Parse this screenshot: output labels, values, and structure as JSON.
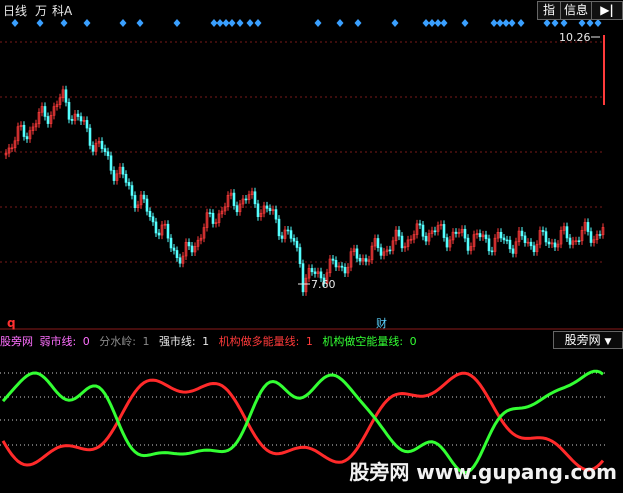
{
  "toolbar": {
    "period_label": "日线",
    "unit_label": "万",
    "ka_label": "科A",
    "index_button": "指",
    "info_button": "信息",
    "arrow_icon": "play-arrow-icon",
    "dropdown_icon": "chevron-down-icon"
  },
  "price_chart": {
    "high_label": "10.26",
    "low_label": "7.60",
    "cai_label": "财",
    "q_label": "q",
    "colors": {
      "up": "#ff3b3b",
      "down": "#54ffff",
      "marker": "#3aa0ff",
      "grid": "#7a1a1a"
    }
  },
  "indicator": {
    "name": "股旁网",
    "weak_label": "弱市线:",
    "weak_value": "0",
    "fen_label": "分水岭:",
    "fen_value": "1",
    "strong_label": "强市线:",
    "strong_value": "1",
    "long_label": "机构做多能量线:",
    "long_value": "1",
    "short_label": "机构做空能量线:",
    "short_value": "0",
    "tab_label": "股旁网",
    "colors": {
      "long": "#ff2a2a",
      "short": "#33ff33",
      "grid": "#cfcfcf"
    }
  },
  "watermark": "股旁网 www.gupang.com"
}
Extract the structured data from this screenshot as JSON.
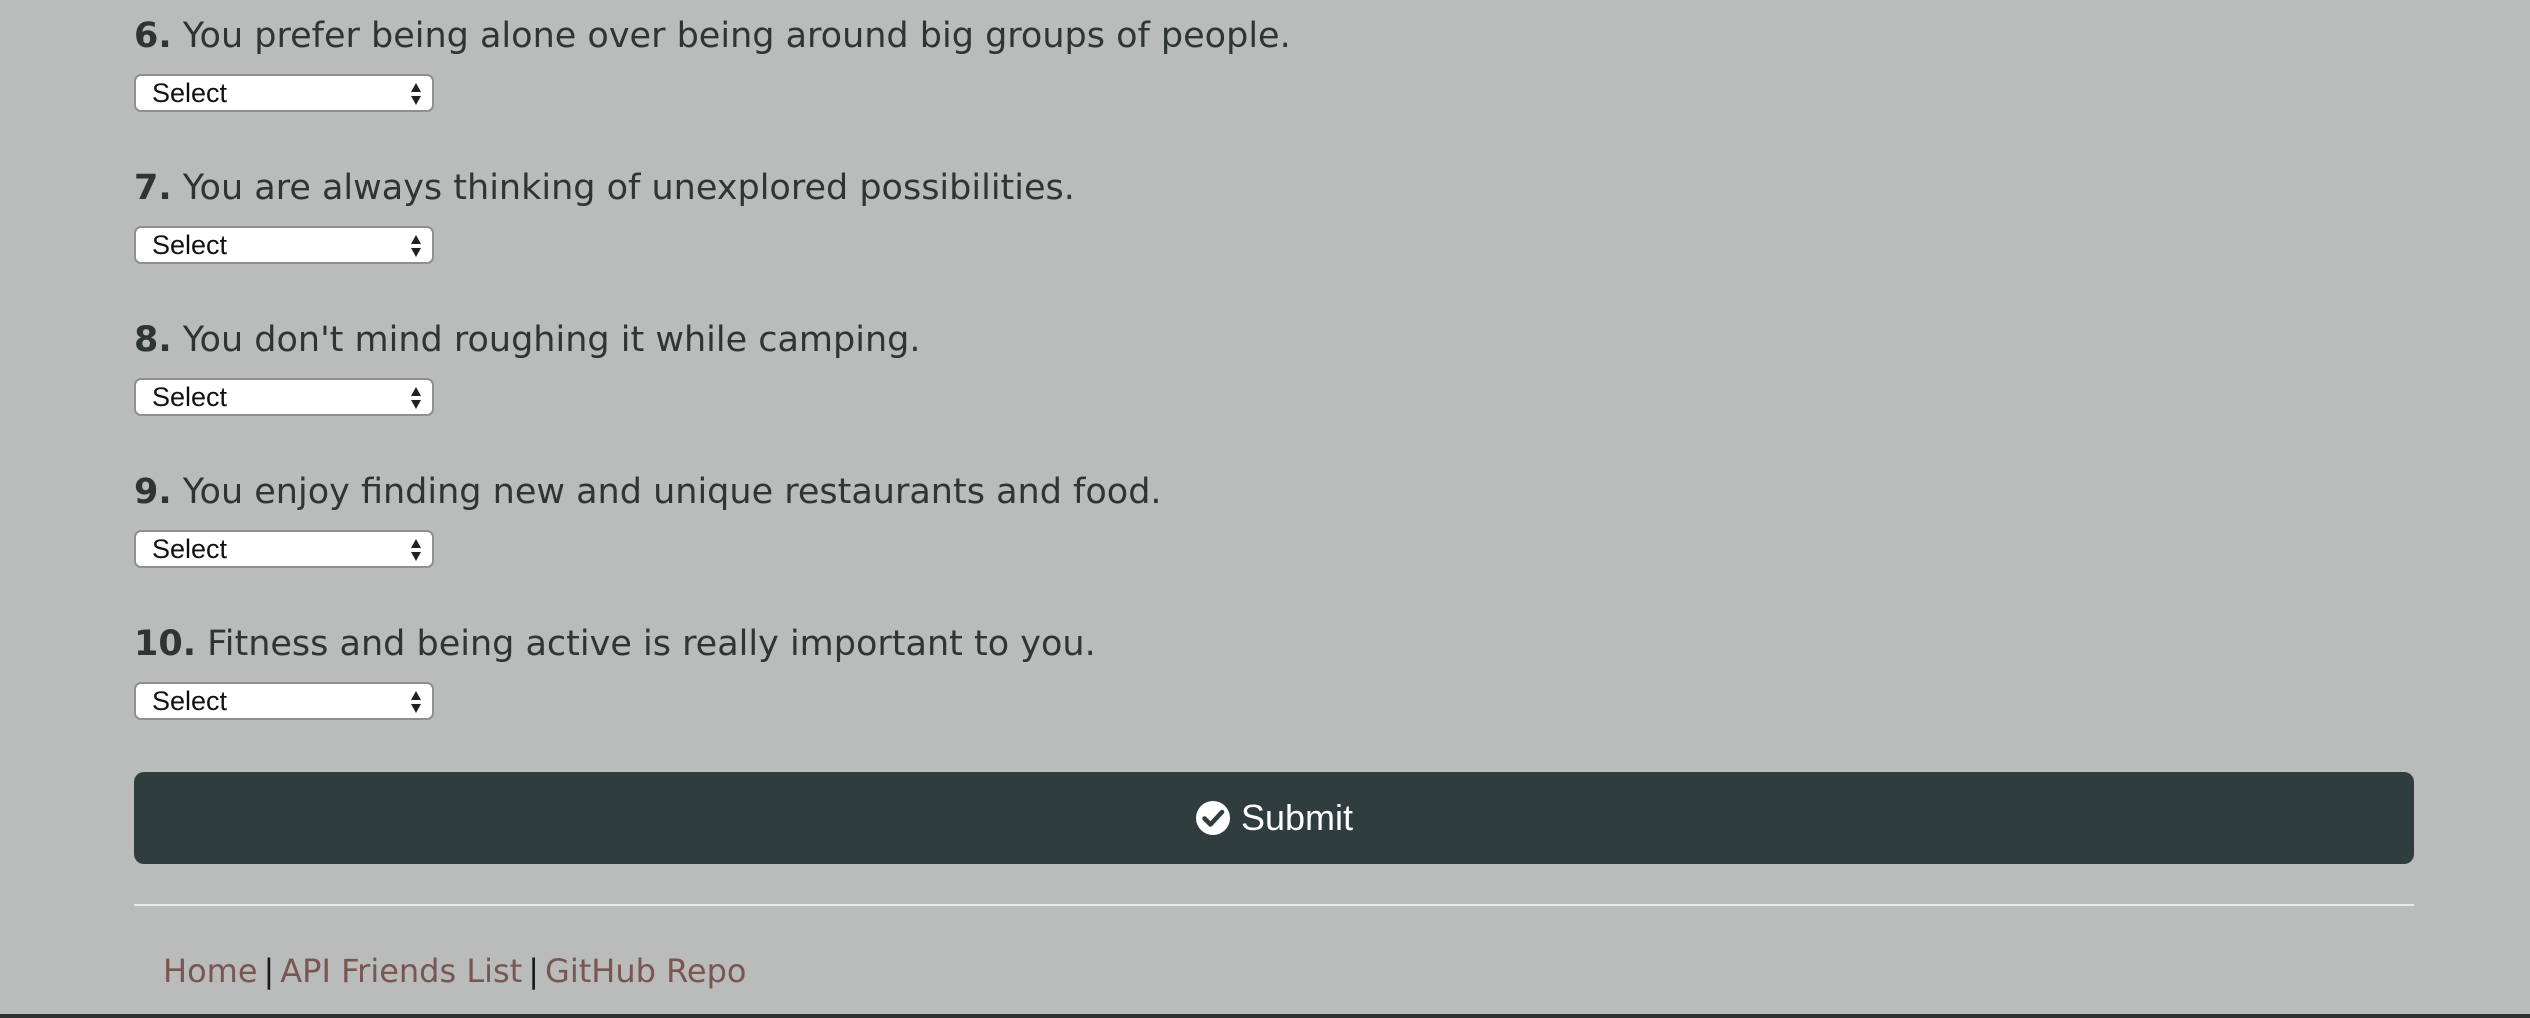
{
  "questions": [
    {
      "number": "6.",
      "text": "You prefer being alone over being around big groups of people.",
      "select_value": "Select"
    },
    {
      "number": "7.",
      "text": "You are always thinking of unexplored possibilities.",
      "select_value": "Select"
    },
    {
      "number": "8.",
      "text": "You don't mind roughing it while camping.",
      "select_value": "Select"
    },
    {
      "number": "9.",
      "text": "You enjoy finding new and unique restaurants and food.",
      "select_value": "Select"
    },
    {
      "number": "10.",
      "text": "Fitness and being active is really important to you.",
      "select_value": "Select"
    }
  ],
  "submit": {
    "label": "Submit",
    "icon": "check-circle-icon"
  },
  "footer": {
    "links": [
      "Home",
      "API Friends List",
      "GitHub Repo"
    ],
    "separator": "|"
  },
  "colors": {
    "background": "#b9bcbb",
    "button": "#303d3e",
    "link": "#7a5650"
  }
}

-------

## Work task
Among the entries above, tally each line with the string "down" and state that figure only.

## Answer below
2